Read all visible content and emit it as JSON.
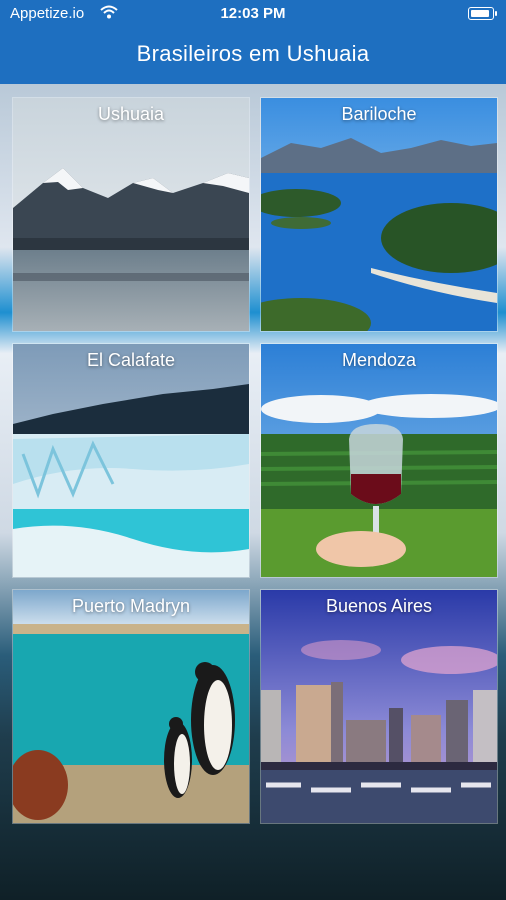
{
  "status_bar": {
    "carrier": "Appetize.io",
    "time": "12:03 PM"
  },
  "nav": {
    "title": "Brasileiros em Ushuaia"
  },
  "destinations": [
    {
      "label": "Ushuaia"
    },
    {
      "label": "Bariloche"
    },
    {
      "label": "El Calafate"
    },
    {
      "label": "Mendoza"
    },
    {
      "label": "Puerto Madryn"
    },
    {
      "label": "Buenos Aires"
    }
  ],
  "colors": {
    "accent": "#1e6fc0"
  },
  "icons": {
    "wifi": "wifi-icon",
    "battery": "battery-icon"
  }
}
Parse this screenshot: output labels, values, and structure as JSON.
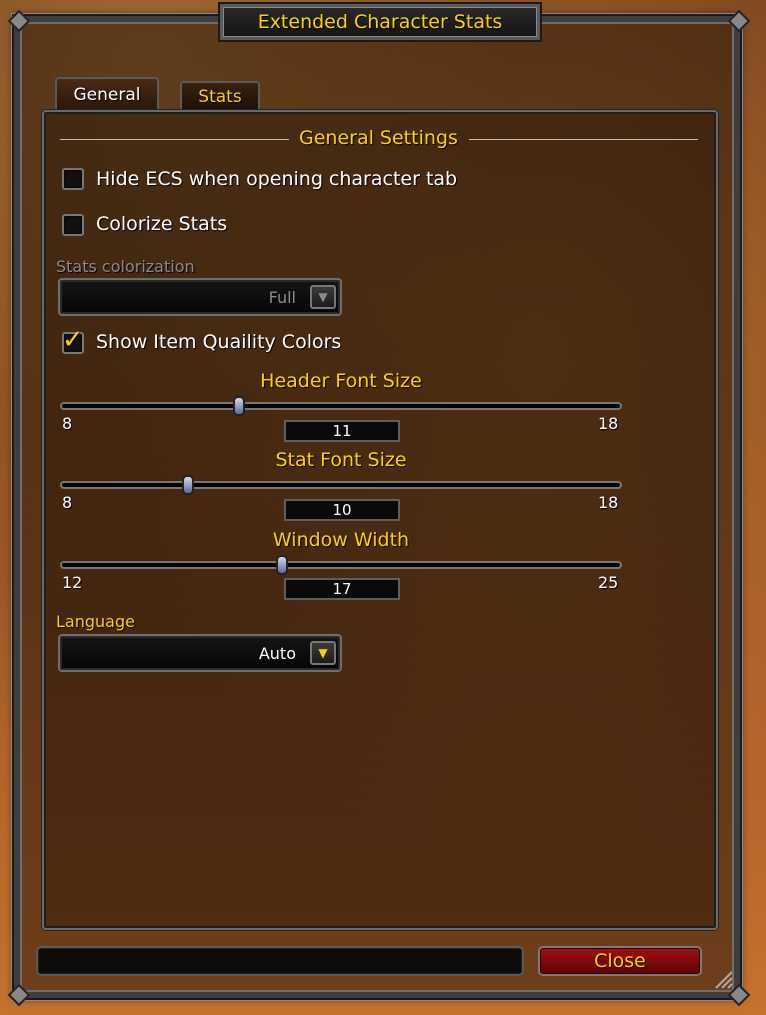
{
  "window": {
    "title": "Extended Character Stats"
  },
  "tabs": [
    {
      "label": "General",
      "selected": true
    },
    {
      "label": "Stats",
      "selected": false
    }
  ],
  "general": {
    "section_title": "General Settings",
    "hide_ecs": {
      "label": "Hide ECS when opening character tab",
      "checked": false
    },
    "colorize_stats": {
      "label": "Colorize Stats",
      "checked": false
    },
    "stats_colorization": {
      "label": "Stats colorization",
      "value": "Full",
      "enabled": false
    },
    "show_item_quality": {
      "label": "Show Item Quaility Colors",
      "checked": true
    },
    "sliders": [
      {
        "title": "Header Font Size",
        "min": "8",
        "max": "18",
        "value": "11"
      },
      {
        "title": "Stat Font Size",
        "min": "8",
        "max": "18",
        "value": "10"
      },
      {
        "title": "Window Width",
        "min": "12",
        "max": "25",
        "value": "17"
      }
    ],
    "language": {
      "label": "Language",
      "value": "Auto"
    }
  },
  "footer": {
    "close_label": "Close"
  },
  "colors": {
    "gold": "#ffd100",
    "close_red": "#a01010",
    "disabled_gray": "#8a8a8a"
  },
  "icons": {
    "dropdown_arrow": "arrow-down-icon",
    "checkmark": "checkmark-icon",
    "resize": "resize-grip-icon"
  }
}
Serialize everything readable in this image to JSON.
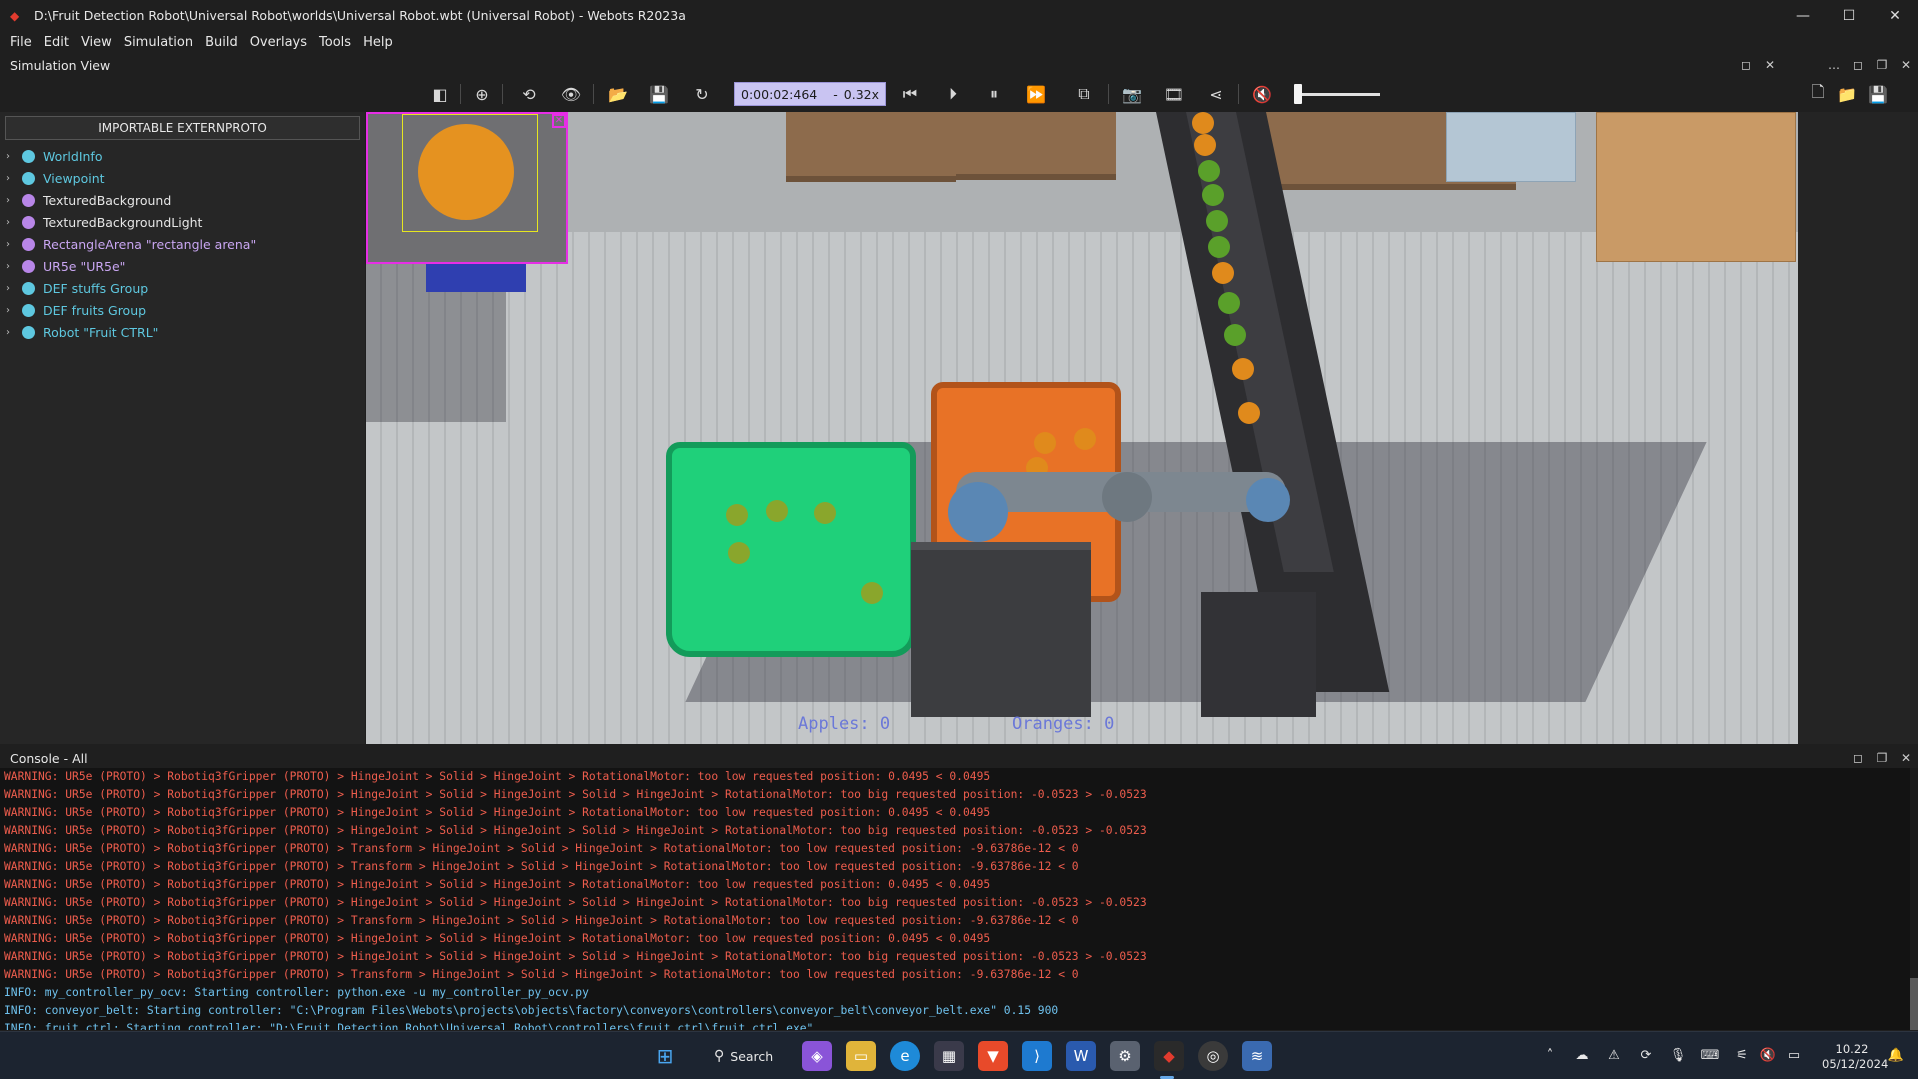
{
  "window": {
    "title": "D:\\Fruit Detection Robot\\Universal Robot\\worlds\\Universal Robot.wbt (Universal Robot) - Webots R2023a",
    "minimize": "—",
    "maximize": "☐",
    "close": "✕"
  },
  "menu": [
    {
      "label": "File"
    },
    {
      "label": "Edit"
    },
    {
      "label": "View"
    },
    {
      "label": "Simulation"
    },
    {
      "label": "Build"
    },
    {
      "label": "Overlays"
    },
    {
      "label": "Tools"
    },
    {
      "label": "Help"
    }
  ],
  "sim_view": {
    "label": "Simulation View"
  },
  "toolbar": {
    "time": "0:00:02:464",
    "time_dash": "-",
    "speed": "0.32x",
    "volume_level": 0.1
  },
  "scene_tree": {
    "import_button": "IMPORTABLE EXTERNPROTO",
    "items": [
      {
        "label": "WorldInfo",
        "color": "#5ec8e0"
      },
      {
        "label": "Viewpoint",
        "color": "#5ec8e0"
      },
      {
        "label": "TexturedBackground",
        "color": "#b886e8"
      },
      {
        "label": "TexturedBackgroundLight",
        "color": "#b886e8"
      },
      {
        "label": "RectangleArena \"rectangle arena\"",
        "color": "#b886e8"
      },
      {
        "label": "UR5e \"UR5e\"",
        "color": "#b886e8"
      },
      {
        "label": "DEF stuffs Group",
        "color": "#5ec8e0"
      },
      {
        "label": "DEF fruits Group",
        "color": "#5ec8e0"
      },
      {
        "label": "Robot \"Fruit CTRL\"",
        "color": "#5ec8e0"
      }
    ]
  },
  "viewport": {
    "apples_label": "Apples: 0",
    "oranges_label": "Oranges: 0"
  },
  "console": {
    "label": "Console - All",
    "lines": [
      {
        "type": "warn",
        "text": "WARNING: UR5e (PROTO) > Robotiq3fGripper (PROTO) > HingeJoint > Solid > HingeJoint > RotationalMotor: too low requested position: 0.0495 < 0.0495"
      },
      {
        "type": "warn",
        "text": "WARNING: UR5e (PROTO) > Robotiq3fGripper (PROTO) > HingeJoint > Solid > HingeJoint > Solid > HingeJoint > RotationalMotor: too big requested position: -0.0523 > -0.0523"
      },
      {
        "type": "warn",
        "text": "WARNING: UR5e (PROTO) > Robotiq3fGripper (PROTO) > HingeJoint > Solid > HingeJoint > RotationalMotor: too low requested position: 0.0495 < 0.0495"
      },
      {
        "type": "warn",
        "text": "WARNING: UR5e (PROTO) > Robotiq3fGripper (PROTO) > HingeJoint > Solid > HingeJoint > Solid > HingeJoint > RotationalMotor: too big requested position: -0.0523 > -0.0523"
      },
      {
        "type": "warn",
        "text": "WARNING: UR5e (PROTO) > Robotiq3fGripper (PROTO) > Transform > HingeJoint > Solid > HingeJoint > RotationalMotor: too low requested position: -9.63786e-12 < 0"
      },
      {
        "type": "warn",
        "text": "WARNING: UR5e (PROTO) > Robotiq3fGripper (PROTO) > Transform > HingeJoint > Solid > HingeJoint > RotationalMotor: too low requested position: -9.63786e-12 < 0"
      },
      {
        "type": "warn",
        "text": "WARNING: UR5e (PROTO) > Robotiq3fGripper (PROTO) > HingeJoint > Solid > HingeJoint > RotationalMotor: too low requested position: 0.0495 < 0.0495"
      },
      {
        "type": "warn",
        "text": "WARNING: UR5e (PROTO) > Robotiq3fGripper (PROTO) > HingeJoint > Solid > HingeJoint > Solid > HingeJoint > RotationalMotor: too big requested position: -0.0523 > -0.0523"
      },
      {
        "type": "warn",
        "text": "WARNING: UR5e (PROTO) > Robotiq3fGripper (PROTO) > Transform > HingeJoint > Solid > HingeJoint > RotationalMotor: too low requested position: -9.63786e-12 < 0"
      },
      {
        "type": "warn",
        "text": "WARNING: UR5e (PROTO) > Robotiq3fGripper (PROTO) > HingeJoint > Solid > HingeJoint > RotationalMotor: too low requested position: 0.0495 < 0.0495"
      },
      {
        "type": "warn",
        "text": "WARNING: UR5e (PROTO) > Robotiq3fGripper (PROTO) > HingeJoint > Solid > HingeJoint > Solid > HingeJoint > RotationalMotor: too big requested position: -0.0523 > -0.0523"
      },
      {
        "type": "warn",
        "text": "WARNING: UR5e (PROTO) > Robotiq3fGripper (PROTO) > Transform > HingeJoint > Solid > HingeJoint > RotationalMotor: too low requested position: -9.63786e-12 < 0"
      },
      {
        "type": "info",
        "text": "INFO: my_controller_py_ocv: Starting controller: python.exe -u my_controller_py_ocv.py"
      },
      {
        "type": "info",
        "text": "INFO: conveyor_belt: Starting controller: \"C:\\Program Files\\Webots\\projects\\objects\\factory\\conveyors\\controllers\\conveyor_belt\\conveyor_belt.exe\" 0.15 900"
      },
      {
        "type": "info",
        "text": "INFO: fruit_ctrl: Starting controller: \"D:\\Fruit Detection Robot\\Universal Robot\\controllers\\fruit_ctrl\\fruit_ctrl.exe\""
      }
    ]
  },
  "taskbar": {
    "search_label": "Search",
    "time": "10.22",
    "date": "05/12/2024"
  }
}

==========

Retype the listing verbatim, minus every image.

Read all visible content and emit it as JSON.
{
  "status_bar": {
    "carrier": "Appetize.io",
    "time": "12:03 PM"
  },
  "nav": {
    "title": "Brasileiros em Ushuaia"
  },
  "destinations": [
    {
      "label": "Ushuaia"
    },
    {
      "label": "Bariloche"
    },
    {
      "label": "El Calafate"
    },
    {
      "label": "Mendoza"
    },
    {
      "label": "Puerto Madryn"
    },
    {
      "label": "Buenos Aires"
    }
  ],
  "colors": {
    "accent": "#1e6fc0"
  },
  "icons": {
    "wifi": "wifi-icon",
    "battery": "battery-icon"
  }
}
Parse this screenshot: output labels, values, and structure as JSON.
{
  "window": {
    "title": "Extended Character Stats"
  },
  "tabs": [
    {
      "label": "General",
      "selected": true
    },
    {
      "label": "Stats",
      "selected": false
    }
  ],
  "general": {
    "section_title": "General Settings",
    "hide_ecs": {
      "label": "Hide ECS when opening character tab",
      "checked": false
    },
    "colorize_stats": {
      "label": "Colorize Stats",
      "checked": false
    },
    "stats_colorization": {
      "label": "Stats colorization",
      "value": "Full",
      "enabled": false
    },
    "show_item_quality": {
      "label": "Show Item Quaility Colors",
      "checked": true
    },
    "sliders": [
      {
        "title": "Header Font Size",
        "min": "8",
        "max": "18",
        "value": "11"
      },
      {
        "title": "Stat Font Size",
        "min": "8",
        "max": "18",
        "value": "10"
      },
      {
        "title": "Window Width",
        "min": "12",
        "max": "25",
        "value": "17"
      }
    ],
    "language": {
      "label": "Language",
      "value": "Auto"
    }
  },
  "footer": {
    "close_label": "Close"
  },
  "colors": {
    "gold": "#ffd100",
    "close_red": "#a01010",
    "disabled_gray": "#8a8a8a"
  },
  "icons": {
    "dropdown_arrow": "arrow-down-icon",
    "checkmark": "checkmark-icon",
    "resize": "resize-grip-icon"
  }
}
Serialize everything readable in this image to JSON.
{
  "window": {
    "title": "D:\\Fruit Detection Robot\\Universal Robot\\worlds\\Universal Robot.wbt (Universal Robot) - Webots R2023a",
    "minimize": "—",
    "maximize": "☐",
    "close": "✕"
  },
  "menu": [
    {
      "label": "File"
    },
    {
      "label": "Edit"
    },
    {
      "label": "View"
    },
    {
      "label": "Simulation"
    },
    {
      "label": "Build"
    },
    {
      "label": "Overlays"
    },
    {
      "label": "Tools"
    },
    {
      "label": "Help"
    }
  ],
  "sim_view": {
    "label": "Simulation View"
  },
  "toolbar": {
    "time": "0:00:02:464",
    "time_dash": "-",
    "speed": "0.32x",
    "volume_level": 0.1
  },
  "scene_tree": {
    "import_button": "IMPORTABLE EXTERNPROTO",
    "items": [
      {
        "label": "WorldInfo",
        "color": "#5ec8e0"
      },
      {
        "label": "Viewpoint",
        "color": "#5ec8e0"
      },
      {
        "label": "TexturedBackground",
        "color": "#b886e8"
      },
      {
        "label": "TexturedBackgroundLight",
        "color": "#b886e8"
      },
      {
        "label": "RectangleArena \"rectangle arena\"",
        "color": "#b886e8"
      },
      {
        "label": "UR5e \"UR5e\"",
        "color": "#b886e8"
      },
      {
        "label": "DEF stuffs Group",
        "color": "#5ec8e0"
      },
      {
        "label": "DEF fruits Group",
        "color": "#5ec8e0"
      },
      {
        "label": "Robot \"Fruit CTRL\"",
        "color": "#5ec8e0"
      }
    ]
  },
  "viewport": {
    "apples_label": "Apples: 0",
    "oranges_label": "Oranges: 0"
  },
  "console": {
    "label": "Console - All",
    "lines": [
      {
        "type": "warn",
        "text": "WARNING: UR5e (PROTO) > Robotiq3fGripper (PROTO) > HingeJoint > Solid > HingeJoint > RotationalMotor: too low requested position: 0.0495 < 0.0495"
      },
      {
        "type": "warn",
        "text": "WARNING: UR5e (PROTO) > Robotiq3fGripper (PROTO) > HingeJoint > Solid > HingeJoint > Solid > HingeJoint > RotationalMotor: too big requested position: -0.0523 > -0.0523"
      },
      {
        "type": "warn",
        "text": "WARNING: UR5e (PROTO) > Robotiq3fGripper (PROTO) > HingeJoint > Solid > HingeJoint > RotationalMotor: too low requested position: 0.0495 < 0.0495"
      },
      {
        "type": "warn",
        "text": "WARNING: UR5e (PROTO) > Robotiq3fGripper (PROTO) > HingeJoint > Solid > HingeJoint > Solid > HingeJoint > RotationalMotor: too big requested position: -0.0523 > -0.0523"
      },
      {
        "type": "warn",
        "text": "WARNING: UR5e (PROTO) > Robotiq3fGripper (PROTO) > Transform > HingeJoint > Solid > HingeJoint > RotationalMotor: too low requested position: -9.63786e-12 < 0"
      },
      {
        "type": "warn",
        "text": "WARNING: UR5e (PROTO) > Robotiq3fGripper (PROTO) > Transform > HingeJoint > Solid > HingeJoint > RotationalMotor: too low requested position: -9.63786e-12 < 0"
      },
      {
        "type": "warn",
        "text": "WARNING: UR5e (PROTO) > Robotiq3fGripper (PROTO) > HingeJoint > Solid > HingeJoint > RotationalMotor: too low requested position: 0.0495 < 0.0495"
      },
      {
        "type": "warn",
        "text": "WARNING: UR5e (PROTO) > Robotiq3fGripper (PROTO) > HingeJoint > Solid > HingeJoint > Solid > HingeJoint > RotationalMotor: too big requested position: -0.0523 > -0.0523"
      },
      {
        "type": "warn",
        "text": "WARNING: UR5e (PROTO) > Robotiq3fGripper (PROTO) > Transform > HingeJoint > Solid > HingeJoint > RotationalMotor: too low requested position: -9.63786e-12 < 0"
      },
      {
        "type": "warn",
        "text": "WARNING: UR5e (PROTO) > Robotiq3fGripper (PROTO) > HingeJoint > Solid > HingeJoint > RotationalMotor: too low requested position: 0.0495 < 0.0495"
      },
      {
        "type": "warn",
        "text": "WARNING: UR5e (PROTO) > Robotiq3fGripper (PROTO) > HingeJoint > Solid > HingeJoint > Solid > HingeJoint > RotationalMotor: too big requested position: -0.0523 > -0.0523"
      },
      {
        "type": "warn",
        "text": "WARNING: UR5e (PROTO) > Robotiq3fGripper (PROTO) > Transform > HingeJoint > Solid > HingeJoint > RotationalMotor: too low requested position: -9.63786e-12 < 0"
      },
      {
        "type": "info",
        "text": "INFO: my_controller_py_ocv: Starting controller: python.exe -u my_controller_py_ocv.py"
      },
      {
        "type": "info",
        "text": "INFO: conveyor_belt: Starting controller: \"C:\\Program Files\\Webots\\projects\\objects\\factory\\conveyors\\controllers\\conveyor_belt\\conveyor_belt.exe\" 0.15 900"
      },
      {
        "type": "info",
        "text": "INFO: fruit_ctrl: Starting controller: \"D:\\Fruit Detection Robot\\Universal Robot\\controllers\\fruit_ctrl\\fruit_ctrl.exe\""
      }
    ]
  },
  "taskbar": {
    "search_label": "Search",
    "time": "10.22",
    "date": "05/12/2024"
  }
}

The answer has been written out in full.